top of page
Summer Beach

Gateway to Israel

Gateway to Israel


For international companies, we provide  local services to assimilate in the Israeli market:

Our services include:

  • Tracking a local dealer – B2C / B2B

  • Tracking a local franchisee

  • Locating B2B potential clients

  • Market research, including competitors' positioning map

  • Local advertising for SAAS services

  • Certification and local law administration processes

According to the International Monetary Fund, Israel’s 2021 Gross Domestic Product (GDP) real growth increased by 8.19% over 2020.  GDP Per Capita, Purchasing Power Parity (PPP), increased from $44,181 in 2020 to $51,416 in2021 and Israel’s 2021 inflation rate increased to 1.5% from -0.6% in 2020. Israel’s 2021 unemployment rate (% of labor force) was 3.9%, compared to 4.96% in 2020. In 2020, Foreign Direct Investment (FDI) in the United States by Israel totaled $29.1 billion, and U.S. FDI in Israel totaled $40.4 billion.


The Israeli economy has rebounded strongly from the COVID-19 pandemic and has proven resilient to the repercussions of Russia’s war of aggression against Ukraine. Inflation has risen above the central bank’s target range amid strong demand and a tight labour market. Demographic challenges, related to the rising share of population groups with weak labour market attachment and ageing, will put pressure on future growth and fiscal sustainability. Addressing these challenges and reducing large labour market disparities will require setting appropriate work incentives and providing better support for working parents; improving skills at all stages of the learning cycle; as well as increasing mobility and reallocation towards high productivity jobs and firms, in particular in the high-tech sector. To maintain good health outcomes, emerging doctor shortages need to be addressed and the interaction between the public and private health care sector reformed. Reducing digital gaps across households and firms, by improving digital infrastructure, upgrading skills, raising competition and reducing financing constraints, can boost productivity growth and narrow the productivity divide between the high-tech sector and the rest of the economy. Fully harnessing Israel’s solar energy potential can help accelerate the green transition.

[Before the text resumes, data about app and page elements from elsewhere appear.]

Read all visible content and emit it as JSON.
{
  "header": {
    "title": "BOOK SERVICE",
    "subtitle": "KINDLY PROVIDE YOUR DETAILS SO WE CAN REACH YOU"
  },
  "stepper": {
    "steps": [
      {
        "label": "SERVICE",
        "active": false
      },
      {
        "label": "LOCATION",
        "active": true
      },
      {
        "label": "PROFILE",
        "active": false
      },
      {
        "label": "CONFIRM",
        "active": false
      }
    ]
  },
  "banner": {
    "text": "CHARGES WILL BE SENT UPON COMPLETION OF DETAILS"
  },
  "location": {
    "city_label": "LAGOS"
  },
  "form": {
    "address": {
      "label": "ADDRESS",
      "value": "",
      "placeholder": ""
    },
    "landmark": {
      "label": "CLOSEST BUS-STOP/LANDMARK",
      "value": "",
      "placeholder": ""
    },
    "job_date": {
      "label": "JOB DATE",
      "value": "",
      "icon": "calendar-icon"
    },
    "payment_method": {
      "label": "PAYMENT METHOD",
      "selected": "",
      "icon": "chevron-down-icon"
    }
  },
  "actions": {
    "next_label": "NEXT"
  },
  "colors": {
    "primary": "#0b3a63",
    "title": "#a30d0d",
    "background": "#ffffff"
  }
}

  • Israel’s GDP per person employed has, for the last several years, stood at 65% of the comparable US figure, and at 85% of the OECD average.

  • Israel’s poor labor productivity is also related to its low level of public capital (including transportation, education, and healthcare infrastructure) which has steadily eroded from a ratio almost equal to that of the OECD countries half a century ago to a ratio half that of the OECD average today.

  • Based on the assessment methods commonly employed in economic research, had Israel’s public-capital-to GDP ratio been similar to that of the OECD countries, its GDP per person employed (and, as a result, its wage levels) would have been about 16 percentage points higher, reaching the OECD average.

  • Israel’s fiscal policy in recent years has caused the country to surpass its legally-mandated deficit and spending limits. Compared to a deficit of 2.9% of GDP in 2018, according to reports by the Ministry of Finance, the deficit is expected to reach 4% of GDP in 2019, and 4.5% by 2022.

bottom of page